The increase in nominal and real interest rates has shaken the markets. The cyclically adjusted price/earnings ratio on the S&P 500 has fallen from 39 in December 2021, the second-highest peak on record, to a recent low of 27. That is still well above the long-term average of 17. But it is a step towards reality. Markets have also become noticeably more volatile, with some speculative assets plunging badly. Bitcoin is down from a peak of $69,000 last year to $17,000. This proves that it is neither a unit of account nor a store of value. It has never been a useful means of payment. Just as it happened with Bitcoin, it also happened with Sam Bankman-Fried’s FTX. Interest rates may not stay high in real or nominal terms. But his jumps have reminded investors of risk. Good.
Globalization is not dead either. In fact, outside of the US, where complaints about unfair trade have become almost epidemic, most countries understand that they need dynamic trade to thrive. Encouragingly, the IMF forecasts that the volume of world trade in goods and services will increase by 4.3 percent this year. Interestingly, this is faster than the 2.9 percent growth in trade in goods: trade in services is taking the lead. This follows 10.1% growth in the volume of trade in goods and services and 10.8% growth in trade in goods in 2021. Meanwhile, global gross domestic product is projected to grow by just 3 .2% in 2022, after 6% in 2021.

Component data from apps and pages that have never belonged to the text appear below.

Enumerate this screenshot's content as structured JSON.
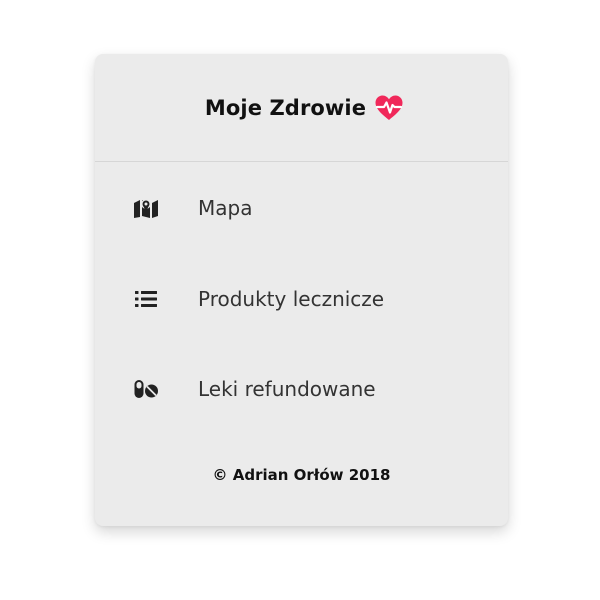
{
  "app": {
    "title": "Moje Zdrowie",
    "title_icon": "heartbeat-icon",
    "accent_color": "#f0285a"
  },
  "menu": {
    "items": [
      {
        "label": "Mapa",
        "icon": "map-icon"
      },
      {
        "label": "Produkty lecznicze",
        "icon": "list-icon"
      },
      {
        "label": "Leki refundowane",
        "icon": "pills-icon"
      }
    ]
  },
  "footer": {
    "copyright": "© Adrian Orłów 2018"
  }
}
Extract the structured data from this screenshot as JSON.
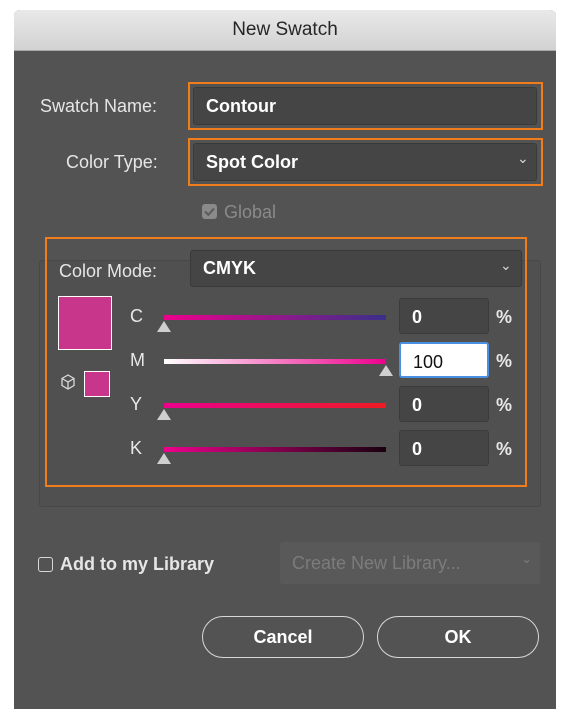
{
  "dialog": {
    "title": "New Swatch"
  },
  "swatch_name": {
    "label": "Swatch Name:",
    "value": "Contour"
  },
  "color_type": {
    "label": "Color Type:",
    "value": "Spot Color"
  },
  "global": {
    "label": "Global",
    "checked": true,
    "disabled": true
  },
  "color_mode": {
    "label": "Color Mode:",
    "value": "CMYK"
  },
  "sliders": [
    {
      "label": "C",
      "value": "0",
      "unit": "%"
    },
    {
      "label": "M",
      "value": "100",
      "unit": "%"
    },
    {
      "label": "Y",
      "value": "0",
      "unit": "%"
    },
    {
      "label": "K",
      "value": "0",
      "unit": "%"
    }
  ],
  "swatch_color": "#c8368c",
  "library": {
    "checkbox_label": "Add to my Library",
    "checked": false,
    "dropdown": "Create New Library..."
  },
  "buttons": {
    "cancel": "Cancel",
    "ok": "OK"
  },
  "colors": {
    "highlight": "#f07d1a",
    "dialog_bg": "#535353",
    "active_input_border": "#4a90e2"
  },
  "icons": [
    "checkbox-checked-icon",
    "chevron-down-icon",
    "spot-color-cube-icon",
    "slider-thumb-icon"
  ]
}
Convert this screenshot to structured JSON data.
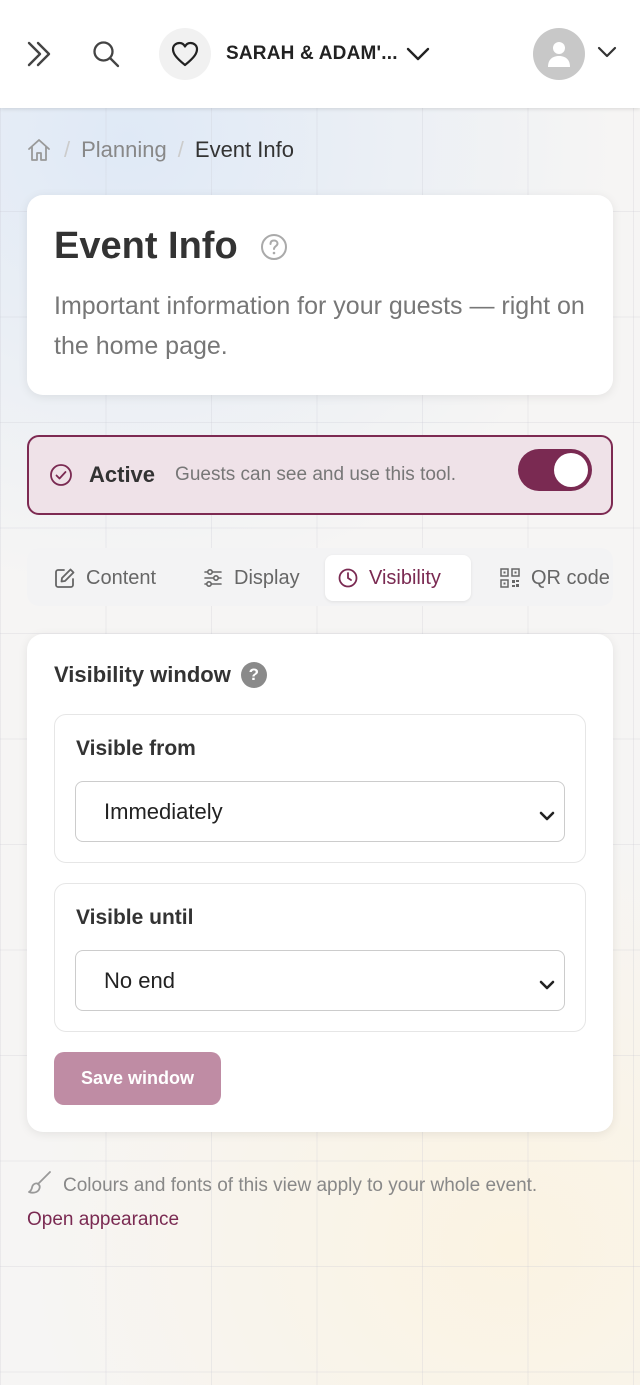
{
  "header": {
    "event_name": "SARAH & ADAM'...",
    "icons": {
      "expand": "double-chevron-right-icon",
      "search": "search-icon",
      "event": "heart-icon",
      "event_menu": "chevron-down-icon",
      "user": "user-icon",
      "user_menu": "chevron-down-icon"
    }
  },
  "breadcrumb": {
    "items": [
      "Planning",
      "Event Info"
    ],
    "separator": "/"
  },
  "page": {
    "title": "Event Info",
    "subtitle": "Important information for your guests — right on the home page."
  },
  "status": {
    "label": "Active",
    "description": "Guests can see and use this tool.",
    "enabled": true,
    "accent_color": "#7a2a52"
  },
  "tabs": [
    {
      "label": "Content",
      "icon": "edit-icon",
      "active": false
    },
    {
      "label": "Display",
      "icon": "sliders-icon",
      "active": false
    },
    {
      "label": "Visibility",
      "icon": "clock-icon",
      "active": true
    },
    {
      "label": "QR code",
      "icon": "qr-code-icon",
      "active": false
    }
  ],
  "visibility": {
    "title": "Visibility window",
    "help": "?",
    "from": {
      "label": "Visible from",
      "value": "Immediately"
    },
    "until": {
      "label": "Visible until",
      "value": "No end"
    },
    "save_label": "Save window"
  },
  "footer": {
    "note": "Colours and fonts of this view apply to your whole event.",
    "link": "Open appearance"
  }
}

So the world is not deglobalizing: trade is simply not growing as fast as it used to be. That’s partly a natural development. Globalization could not grow as fast as before. But he’s still at work. The world economy also continues to grow. Our ancestors would find this extraordinary.
Finally, in a haphazard and poorly coordinated way, the world is leaving Covid behind. This is greatly helped by vaccines, although they are not distributed as widely as they should be. There are likely to be worse variants and likely new pandemics. But this is progress.
It’s easy to feel overwhelmed by the dangers, injustices, conflicts, and failures of our world. Surely there are enough. But not everything that happened this year was a disaster. For those of us who believe in democracy, the rule of law, continued economic advancement, global economic integration, sound financial markets, and monetary stability, 2022 wasn’t all bad. Let’s hope 2023 is better though. Needs to be.